And where does this rice come from?

The findings were striking. Rice grown in the South Central states, on average, had more arsenic, a lot more. The standard for drinking water in the US is now 10 parts per billion. That’s tiny but for other cancer-causing materials the EPA assumes there’s no safe level at all and sets  limits that could result in anywhere from one in 10,000 to 1 in a million people exposed getting a cancer.

The current water standard for arsenic, at least according to Consumer Reports, gives an excess cancer risk of one in 500. That’s calculated on drinking a liter a day. The state of New Jersey set their water standard at 5 parts per billion.

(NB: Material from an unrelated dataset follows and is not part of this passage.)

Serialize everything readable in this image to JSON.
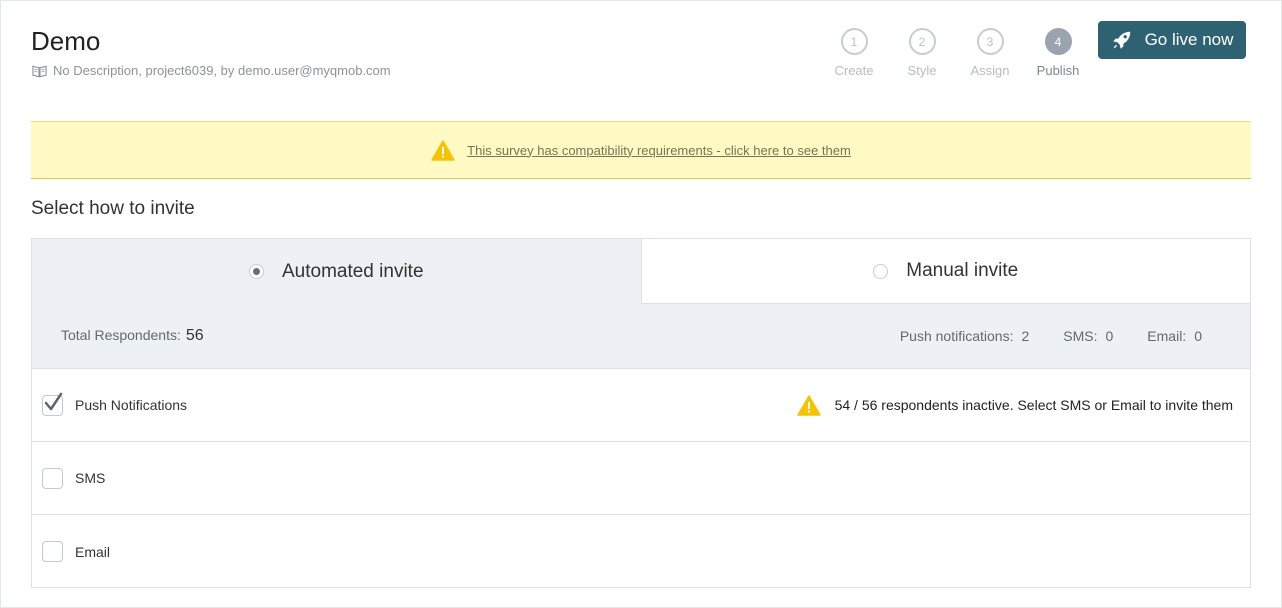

But there is no EPA standard for rice or other foods, at least not for arsenic.

And the average for rice grown in the south central areas was close to 30 parts per billion, while California rice ran around 16.

And who eats more rice?

Hispanics, Asian-Americans, many who are gluten sensitive and, most worrisomely, our babies and toddlers in the form of brown rice syrup.

 

Arsenic Toxicity: Part One, history & worldwide impact

Tuesday, February 21st, 2012

It looks harmless here

I started to write a post on arsenic in baby food since there’s been a spate of recent articles on this issue appearing both in newspapers and online (the AMA Morning Rounds email I receive started me thinking of the subject). But, as usual, when I began to pursue a topic, I found there was both a long history I needed to cover and, in this case, a worldwide problem that should be discussed.

Human industrial use of arsenic dates back 5,000 years. I found the Harvard Arsenic Project has a thorough coverage of varying aspects of our utilization of this element, both beneficial and detrimental. It has been used as a poison for many centuries since it has little if any odor or taste, especially when mixed with food or wine. A Roman leader named Sulla outlawed arsenic poisoning in 82 B.C., to no avail. In Italy in the 15th and 16th centuries, the Borgias, especially Pope Alexander VI and his son, Cesare were said to have killed scores of bishops and cardinals by liberally lacing their wine with arsenic; then, by Church laws, they owned the property of their victims.

Roger Smith, a Dartmouth Medical School Emeritus Professor of Pharmacology and Toxicology has published an online discussion of the uses of the element with the gripping title, “Arsenic: A Murderous History.”

Scientifically it is classed as a “heavy metal.” Nowadays we think of that term as referring to a form of music. But from the chemistry pound of view it actually is one of a group of elements that, volume for volume, are at least five times as heavy as water. Iron, lead and mercury are in that group, but so is arsenic.

If you were to ingest arsenic, diluted in wine or water, at an incredibly small level, 60 parts per million, you would develop belly pain, nausea, diarrhea and then die. Until a few years ago the US drinking water limit was 50 parts per billion. Then in 2000 the EPA proposed all 54,000 community water systems in this country should cut their arsenic levels to no more than 10 parts per billion.

but it's a a plague here

Our local water lab just told me our Fort Collins levels are less than 1 part per billion. That’s clearly not true elsewhere in the world. Over 137 million people in 70 countries are exposed to toxic levels in their drinking water. Bangladesh has the most well-known problem. When more than eight million deeper wells were dug in the 1970s and beyond, as an attempt to lower the infant death rate from ineffective water purification, arsenic  replaced infectious diseases as a major threat. The drinking water for more than 30 million people had levels over 50 parts per billion.

So they potentially could develop chronic arsenic effects include skin, lung, kidney, liver or bladder cancers and perhaps a variety of cardiovascular and respiratory diseases.

We’ve a long, long ways to go before we solve the issues raised by arsenic.